Email and password are for you to get into your accounts. Don’t give them up at a website you got to by an email link.

Always go to the website your usual way and login. Then check your account to see if anything is needed.

If it isn’t a website you remember having an account at do not, do not, do not provide credentials to login. Call the business and ask what’s up!

Phishing, some examples

A guide to spotting email that is meant to deceive you.

Recently I received a number of phishing emails and shared some with family and friends so they could see examples and hopefully avoid any they might get.

After doing that I decided it would be good to share here too. And I went a bit further and made some (admittedly crude) videos to spotlight some of the indicators that an email is phishing.

The videos are posted on YouTube and I’ve embedded them here.

These were my first attempts at creating videos with effects and titles.
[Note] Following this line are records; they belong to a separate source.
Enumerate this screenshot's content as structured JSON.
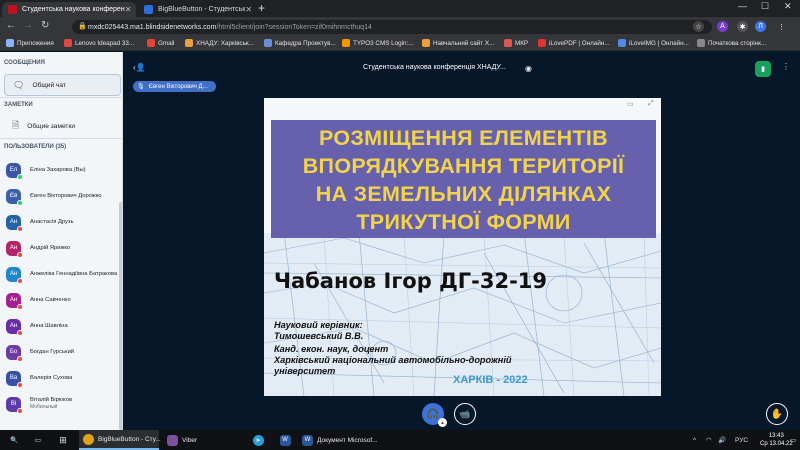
{
  "browser": {
    "tabs": [
      {
        "label": "Студентська наукова конферен",
        "active": true
      },
      {
        "label": "BigBlueButton - Студентськ",
        "active": false
      }
    ],
    "window_controls": {
      "minimize": "—",
      "maximize": "☐",
      "close": "✕"
    },
    "url": {
      "host": "mxdc025443.ma1.blindsidenetworks.com",
      "path": "/html5client/join?sessionToken=zif0mihnmcthuq14"
    },
    "profile_initial": "Л",
    "bookmarks": [
      {
        "label": "Приложения",
        "color": "#8ab4f8"
      },
      {
        "label": "Lenovo Ideapad 33...",
        "color": "#e04848"
      },
      {
        "label": "Gmail",
        "color": "#ea4335"
      },
      {
        "label": "ХНАДУ: Харківськ...",
        "color": "#e9a23b"
      },
      {
        "label": "Кафедра Проектув...",
        "color": "#6b8fd6"
      },
      {
        "label": "TYPO3 CMS Login:...",
        "color": "#f49700"
      },
      {
        "label": "Навчальний сайт Х...",
        "color": "#e9a23b"
      },
      {
        "label": "МКР",
        "color": "#d55"
      },
      {
        "label": "iLovePDF | Онлайн...",
        "color": "#e5322d"
      },
      {
        "label": "iLoveIMG | Онлайн...",
        "color": "#4d8be0"
      },
      {
        "label": "Початкова сторінк...",
        "color": "#888"
      }
    ]
  },
  "sidebar": {
    "messages_title": "СООБЩЕНИЯ",
    "public_chat": "Общий чат",
    "notes_title": "ЗАМЕТКИ",
    "shared_notes": "Общие заметки",
    "users_title": "ПОЛЬЗОВАТЕЛИ (35)",
    "users": [
      {
        "initials": "Ел",
        "name": "Еліна Захарова (Вы)",
        "sub": "",
        "color": "#3d55a8",
        "status": "#2ecc71"
      },
      {
        "initials": "Єв",
        "name": "Євген Вікторович Дорожко",
        "sub": "",
        "color": "#3f5fa8",
        "status": "#2ecc71"
      },
      {
        "initials": "Ан",
        "name": "Анастасія Друзь",
        "sub": "",
        "color": "#2364a8",
        "status": "#e74c3c"
      },
      {
        "initials": "Ан",
        "name": "Андрій Ярижко",
        "sub": "",
        "color": "#b5246b",
        "status": "#e74c3c"
      },
      {
        "initials": "Ан",
        "name": "Анжеліка Геннадіївна Батракова",
        "sub": "",
        "color": "#1e88c8",
        "status": "#e74c3c"
      },
      {
        "initials": "Ан",
        "name": "Анна Савченко",
        "sub": "",
        "color": "#a3218e",
        "status": "#e74c3c"
      },
      {
        "initials": "Ан",
        "name": "Анна Шавліна",
        "sub": "",
        "color": "#6a2fa8",
        "status": "#e74c3c"
      },
      {
        "initials": "Бо",
        "name": "Богдан Гурський",
        "sub": "",
        "color": "#6d3ba3",
        "status": "#e74c3c"
      },
      {
        "initials": "Ва",
        "name": "Валерія Сухова",
        "sub": "",
        "color": "#3a4fa8",
        "status": "#e74c3c"
      },
      {
        "initials": "Ві",
        "name": "Віталій Бірюков",
        "sub": "Мобильный",
        "color": "#5b3ca8",
        "status": "#e74c3c"
      }
    ]
  },
  "main": {
    "meeting_title": "Студентська наукова конференція ХНАДУ...",
    "presenter": "Євген Вікторович Д..."
  },
  "slide": {
    "title_lines": [
      "РОЗМІЩЕННЯ ЕЛЕМЕНТІВ",
      "ВПОРЯДКУВАННЯ ТЕРИТОРІЇ",
      "НА ЗЕМЕЛЬНИХ ДІЛЯНКАХ",
      "ТРИКУТНОЇ ФОРМИ"
    ],
    "author": "Чабанов Ігор ДГ-32-19",
    "supervisor_lines": [
      "Науковий керівник:",
      "Тимошевський В.В.",
      "Канд. екон. наук, доцент",
      "Харківський національний автомобільно-дорожній",
      "університет"
    ],
    "city": "ХАРКІВ - 2022"
  },
  "taskbar": {
    "items": [
      {
        "label": "BigBlueButton - Сту...",
        "color": "#e0a21b",
        "active": true
      },
      {
        "label": "Viber",
        "color": "#7b519d",
        "active": false
      },
      {
        "label": "",
        "color": "#2aa0da",
        "active": false
      },
      {
        "label": "Документ Microsof...",
        "color": "#2b579a",
        "active": false
      }
    ],
    "language": "РУС",
    "time": "13:43",
    "date": "Ср 13.04.22"
  },
  "colors": {
    "main_bg": "#06172a",
    "accent": "#3a72d8",
    "banner": "#6660ad",
    "banner_text": "#f2d44a"
  }
}
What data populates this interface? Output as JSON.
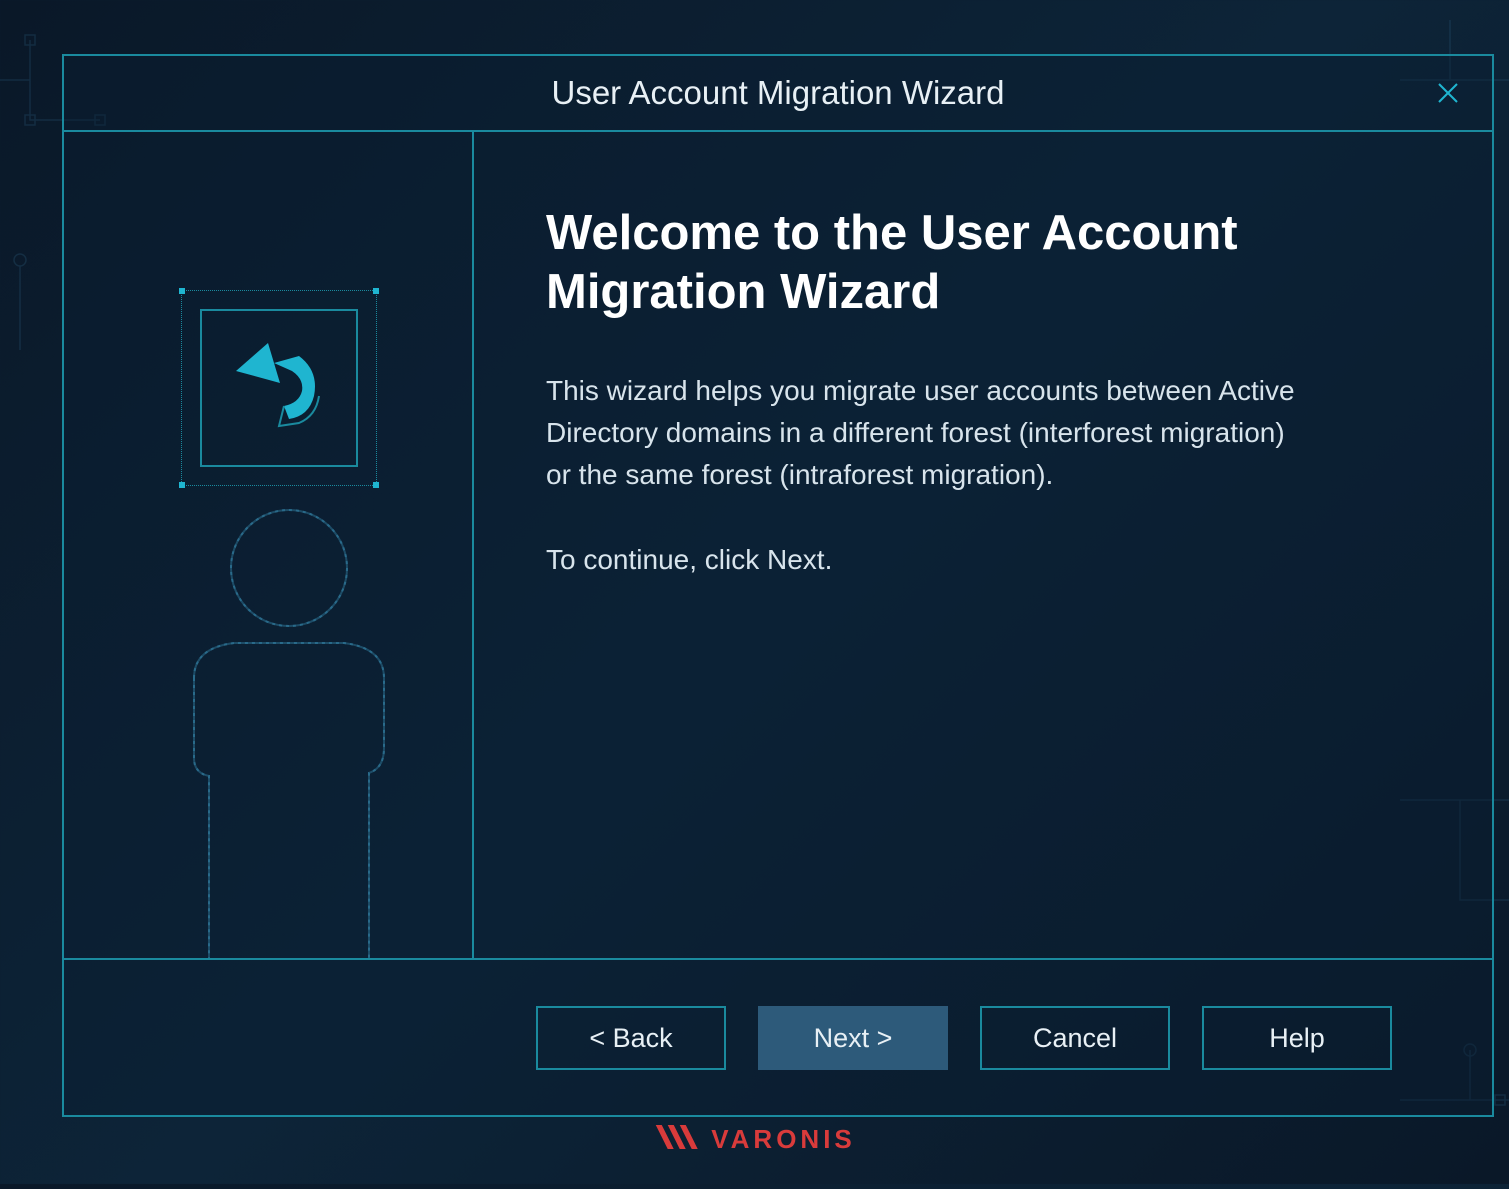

Please try not to be critical of the production quality and instead focus on the information provided. You’ll find it useful if you do.

For those of you who might look and say, “They’re too tiny. I can’t see anything.”, after starting the video click in the lower right hand corner of the video window. It will enlarge the video.

This one was meant to get the victim to open an attachment. I may make a post and video of what happens if the attachment is opened. For the time being know that the video has tips to help identify it as phishing so we know better than to try and open the attachment.

This one claims there’s a problem with your Apple ID and has links that connect with a counterfeit Apple website. If you were to click the links and complete the forms you’d be giving away your Apple ID login information. Again there’s titles and effects to help identify the tells that make it apparent this isn’t from Apple.